YOUR INSTRUCTIONS -
Among the entries, find the lines with the string "Treble" and report them.

EXERCISE MATERIALS -
------------------------

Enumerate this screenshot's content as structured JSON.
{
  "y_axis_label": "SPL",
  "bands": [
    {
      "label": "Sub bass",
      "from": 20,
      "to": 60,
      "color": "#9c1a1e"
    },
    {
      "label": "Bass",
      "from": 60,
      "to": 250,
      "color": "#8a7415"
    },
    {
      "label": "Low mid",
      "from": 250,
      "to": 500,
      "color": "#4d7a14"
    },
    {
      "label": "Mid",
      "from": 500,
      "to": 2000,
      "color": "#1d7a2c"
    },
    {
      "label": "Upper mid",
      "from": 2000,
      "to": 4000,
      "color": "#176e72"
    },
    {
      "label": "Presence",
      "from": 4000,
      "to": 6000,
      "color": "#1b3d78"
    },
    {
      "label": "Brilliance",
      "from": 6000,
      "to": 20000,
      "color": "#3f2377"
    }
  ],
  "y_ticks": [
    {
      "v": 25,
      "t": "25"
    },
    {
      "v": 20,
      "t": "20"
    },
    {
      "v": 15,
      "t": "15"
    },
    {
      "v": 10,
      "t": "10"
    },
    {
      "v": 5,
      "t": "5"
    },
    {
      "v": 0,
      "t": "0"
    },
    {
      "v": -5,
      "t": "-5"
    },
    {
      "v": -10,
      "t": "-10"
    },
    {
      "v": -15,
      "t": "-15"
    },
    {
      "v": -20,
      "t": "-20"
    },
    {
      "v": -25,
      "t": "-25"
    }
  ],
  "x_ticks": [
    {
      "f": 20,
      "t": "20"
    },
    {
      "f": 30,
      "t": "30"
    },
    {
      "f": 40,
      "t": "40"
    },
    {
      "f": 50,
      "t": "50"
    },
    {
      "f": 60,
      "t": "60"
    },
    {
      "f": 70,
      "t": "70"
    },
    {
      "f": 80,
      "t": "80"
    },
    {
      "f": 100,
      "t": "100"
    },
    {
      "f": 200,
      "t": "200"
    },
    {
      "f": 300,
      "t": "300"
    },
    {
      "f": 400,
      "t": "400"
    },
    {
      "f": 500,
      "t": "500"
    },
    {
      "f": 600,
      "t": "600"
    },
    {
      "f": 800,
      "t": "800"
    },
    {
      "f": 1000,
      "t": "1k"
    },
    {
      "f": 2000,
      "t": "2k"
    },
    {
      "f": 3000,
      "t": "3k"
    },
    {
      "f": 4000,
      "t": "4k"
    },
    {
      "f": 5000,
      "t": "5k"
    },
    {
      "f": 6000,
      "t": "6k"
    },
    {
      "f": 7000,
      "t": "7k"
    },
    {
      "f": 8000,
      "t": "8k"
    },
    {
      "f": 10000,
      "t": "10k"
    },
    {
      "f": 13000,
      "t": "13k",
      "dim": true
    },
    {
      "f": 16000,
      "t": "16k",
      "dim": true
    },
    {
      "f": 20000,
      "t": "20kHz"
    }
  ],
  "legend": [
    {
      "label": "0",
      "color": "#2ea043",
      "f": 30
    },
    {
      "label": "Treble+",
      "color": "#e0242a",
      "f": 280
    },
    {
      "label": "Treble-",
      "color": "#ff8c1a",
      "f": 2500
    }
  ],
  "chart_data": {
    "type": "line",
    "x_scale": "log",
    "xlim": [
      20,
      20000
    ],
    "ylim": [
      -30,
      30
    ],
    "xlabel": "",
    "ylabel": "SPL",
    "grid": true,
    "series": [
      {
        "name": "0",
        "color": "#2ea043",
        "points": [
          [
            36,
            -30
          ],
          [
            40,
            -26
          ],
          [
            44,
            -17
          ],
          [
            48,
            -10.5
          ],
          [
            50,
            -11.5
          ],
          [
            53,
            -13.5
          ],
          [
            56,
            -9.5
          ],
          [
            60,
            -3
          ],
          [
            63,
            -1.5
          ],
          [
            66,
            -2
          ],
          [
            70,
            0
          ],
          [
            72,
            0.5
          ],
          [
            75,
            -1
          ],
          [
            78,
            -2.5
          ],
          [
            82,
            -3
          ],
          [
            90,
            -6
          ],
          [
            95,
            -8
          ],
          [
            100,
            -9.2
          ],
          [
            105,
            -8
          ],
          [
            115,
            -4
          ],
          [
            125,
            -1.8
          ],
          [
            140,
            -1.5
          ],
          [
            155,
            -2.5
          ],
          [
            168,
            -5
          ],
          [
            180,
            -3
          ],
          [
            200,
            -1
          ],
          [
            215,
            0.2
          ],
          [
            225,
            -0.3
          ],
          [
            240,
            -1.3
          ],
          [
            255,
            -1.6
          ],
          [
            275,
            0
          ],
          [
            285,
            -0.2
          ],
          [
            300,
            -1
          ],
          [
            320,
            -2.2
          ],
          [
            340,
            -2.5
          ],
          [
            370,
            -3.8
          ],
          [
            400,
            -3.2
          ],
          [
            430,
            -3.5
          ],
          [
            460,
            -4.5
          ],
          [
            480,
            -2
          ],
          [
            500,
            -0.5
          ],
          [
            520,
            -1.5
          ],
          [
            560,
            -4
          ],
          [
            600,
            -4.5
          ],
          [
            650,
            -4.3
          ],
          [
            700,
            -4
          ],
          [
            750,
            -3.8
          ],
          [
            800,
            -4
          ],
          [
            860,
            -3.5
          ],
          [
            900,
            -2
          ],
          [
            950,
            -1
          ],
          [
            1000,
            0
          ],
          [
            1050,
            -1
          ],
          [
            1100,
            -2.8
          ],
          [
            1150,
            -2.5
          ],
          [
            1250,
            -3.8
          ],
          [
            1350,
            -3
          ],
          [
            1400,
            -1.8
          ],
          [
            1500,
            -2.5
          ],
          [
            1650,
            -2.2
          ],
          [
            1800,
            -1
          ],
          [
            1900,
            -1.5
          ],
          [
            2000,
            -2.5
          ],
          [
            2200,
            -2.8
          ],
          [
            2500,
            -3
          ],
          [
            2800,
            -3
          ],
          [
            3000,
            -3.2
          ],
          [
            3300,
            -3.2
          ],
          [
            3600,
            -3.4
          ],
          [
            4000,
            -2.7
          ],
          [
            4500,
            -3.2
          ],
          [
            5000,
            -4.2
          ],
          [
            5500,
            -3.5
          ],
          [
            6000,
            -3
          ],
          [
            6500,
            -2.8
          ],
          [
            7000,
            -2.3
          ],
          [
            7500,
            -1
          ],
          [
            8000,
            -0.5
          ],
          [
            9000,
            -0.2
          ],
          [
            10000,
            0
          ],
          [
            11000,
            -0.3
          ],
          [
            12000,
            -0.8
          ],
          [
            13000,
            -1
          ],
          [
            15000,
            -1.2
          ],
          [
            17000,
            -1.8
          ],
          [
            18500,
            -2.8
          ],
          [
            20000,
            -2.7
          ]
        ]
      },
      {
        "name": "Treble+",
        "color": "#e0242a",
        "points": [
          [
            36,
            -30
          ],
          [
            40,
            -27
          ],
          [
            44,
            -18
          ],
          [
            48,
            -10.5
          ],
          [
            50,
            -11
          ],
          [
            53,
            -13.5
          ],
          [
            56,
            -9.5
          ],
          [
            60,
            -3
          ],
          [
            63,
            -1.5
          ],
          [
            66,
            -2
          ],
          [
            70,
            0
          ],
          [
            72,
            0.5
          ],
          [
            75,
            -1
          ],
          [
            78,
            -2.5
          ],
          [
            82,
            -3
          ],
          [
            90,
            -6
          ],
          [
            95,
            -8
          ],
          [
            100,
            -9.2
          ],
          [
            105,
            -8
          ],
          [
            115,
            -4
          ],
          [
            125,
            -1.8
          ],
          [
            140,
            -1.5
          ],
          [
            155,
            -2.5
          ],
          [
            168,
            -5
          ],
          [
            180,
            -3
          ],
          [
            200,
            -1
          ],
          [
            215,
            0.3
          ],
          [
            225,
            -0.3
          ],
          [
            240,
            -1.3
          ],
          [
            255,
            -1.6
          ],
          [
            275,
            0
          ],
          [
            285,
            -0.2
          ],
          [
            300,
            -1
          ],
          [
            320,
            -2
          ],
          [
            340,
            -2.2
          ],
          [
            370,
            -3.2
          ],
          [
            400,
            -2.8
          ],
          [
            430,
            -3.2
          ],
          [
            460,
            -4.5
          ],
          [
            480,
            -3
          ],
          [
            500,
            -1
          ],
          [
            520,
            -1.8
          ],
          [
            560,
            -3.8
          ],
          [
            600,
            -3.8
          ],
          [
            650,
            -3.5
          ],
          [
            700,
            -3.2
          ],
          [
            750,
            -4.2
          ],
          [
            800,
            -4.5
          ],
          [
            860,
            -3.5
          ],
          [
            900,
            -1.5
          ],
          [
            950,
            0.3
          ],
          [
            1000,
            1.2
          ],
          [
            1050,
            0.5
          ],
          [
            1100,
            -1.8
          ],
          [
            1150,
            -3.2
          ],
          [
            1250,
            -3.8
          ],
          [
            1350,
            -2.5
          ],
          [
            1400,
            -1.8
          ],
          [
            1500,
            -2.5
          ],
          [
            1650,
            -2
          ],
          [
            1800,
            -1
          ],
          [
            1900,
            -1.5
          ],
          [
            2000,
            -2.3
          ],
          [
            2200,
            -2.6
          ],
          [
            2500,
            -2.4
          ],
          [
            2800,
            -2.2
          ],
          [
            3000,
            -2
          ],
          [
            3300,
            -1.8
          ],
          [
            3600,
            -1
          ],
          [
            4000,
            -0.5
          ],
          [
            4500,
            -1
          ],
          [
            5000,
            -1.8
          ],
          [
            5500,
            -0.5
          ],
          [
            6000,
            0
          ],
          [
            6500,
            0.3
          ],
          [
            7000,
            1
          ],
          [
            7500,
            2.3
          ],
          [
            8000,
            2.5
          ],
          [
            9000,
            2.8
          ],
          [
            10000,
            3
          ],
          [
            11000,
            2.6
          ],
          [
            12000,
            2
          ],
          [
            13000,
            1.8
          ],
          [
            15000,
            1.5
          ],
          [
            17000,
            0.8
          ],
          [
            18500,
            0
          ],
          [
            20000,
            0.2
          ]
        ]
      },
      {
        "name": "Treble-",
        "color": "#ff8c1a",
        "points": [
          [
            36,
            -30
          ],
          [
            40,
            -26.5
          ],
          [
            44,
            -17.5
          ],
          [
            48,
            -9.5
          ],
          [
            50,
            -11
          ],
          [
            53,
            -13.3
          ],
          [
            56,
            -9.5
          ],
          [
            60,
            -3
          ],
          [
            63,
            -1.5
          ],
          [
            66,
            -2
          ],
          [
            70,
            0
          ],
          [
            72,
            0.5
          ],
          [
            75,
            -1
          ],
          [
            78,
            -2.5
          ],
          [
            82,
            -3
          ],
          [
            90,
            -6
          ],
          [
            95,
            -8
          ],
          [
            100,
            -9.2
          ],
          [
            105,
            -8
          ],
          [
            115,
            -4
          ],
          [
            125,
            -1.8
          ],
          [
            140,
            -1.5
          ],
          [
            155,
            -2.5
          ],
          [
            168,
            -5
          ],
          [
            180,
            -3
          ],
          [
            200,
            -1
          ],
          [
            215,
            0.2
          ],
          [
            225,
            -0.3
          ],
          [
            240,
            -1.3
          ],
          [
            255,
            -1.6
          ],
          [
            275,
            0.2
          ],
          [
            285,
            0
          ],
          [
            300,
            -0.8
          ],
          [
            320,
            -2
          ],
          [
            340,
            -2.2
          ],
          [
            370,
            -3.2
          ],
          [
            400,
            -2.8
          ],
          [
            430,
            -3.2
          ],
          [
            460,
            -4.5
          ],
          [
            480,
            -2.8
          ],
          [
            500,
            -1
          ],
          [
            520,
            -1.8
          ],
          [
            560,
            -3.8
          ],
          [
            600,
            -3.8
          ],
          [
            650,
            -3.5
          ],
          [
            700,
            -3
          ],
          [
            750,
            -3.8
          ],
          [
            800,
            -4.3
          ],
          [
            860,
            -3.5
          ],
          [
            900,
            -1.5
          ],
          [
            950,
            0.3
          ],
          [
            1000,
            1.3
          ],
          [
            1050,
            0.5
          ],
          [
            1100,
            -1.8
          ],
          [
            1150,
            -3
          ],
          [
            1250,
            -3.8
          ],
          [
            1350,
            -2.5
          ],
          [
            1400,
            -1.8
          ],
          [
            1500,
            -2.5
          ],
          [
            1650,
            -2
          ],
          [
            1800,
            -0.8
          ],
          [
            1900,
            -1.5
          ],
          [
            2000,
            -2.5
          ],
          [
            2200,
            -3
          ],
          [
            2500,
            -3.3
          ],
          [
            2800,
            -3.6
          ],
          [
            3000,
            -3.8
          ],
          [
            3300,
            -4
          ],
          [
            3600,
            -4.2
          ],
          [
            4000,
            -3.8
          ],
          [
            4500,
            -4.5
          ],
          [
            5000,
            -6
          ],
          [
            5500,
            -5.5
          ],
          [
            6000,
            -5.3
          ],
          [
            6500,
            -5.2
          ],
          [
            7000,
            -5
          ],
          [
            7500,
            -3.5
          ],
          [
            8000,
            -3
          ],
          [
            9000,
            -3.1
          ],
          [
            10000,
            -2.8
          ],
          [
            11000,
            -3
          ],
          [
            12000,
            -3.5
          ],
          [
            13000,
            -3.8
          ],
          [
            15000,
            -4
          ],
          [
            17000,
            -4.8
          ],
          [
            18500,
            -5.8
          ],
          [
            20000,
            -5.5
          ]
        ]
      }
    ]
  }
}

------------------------

EXPECTED OUTPUT -
      "label": "Treble+",
      "label": "Treble-",
        "name": "Treble+",
        "name": "Treble-",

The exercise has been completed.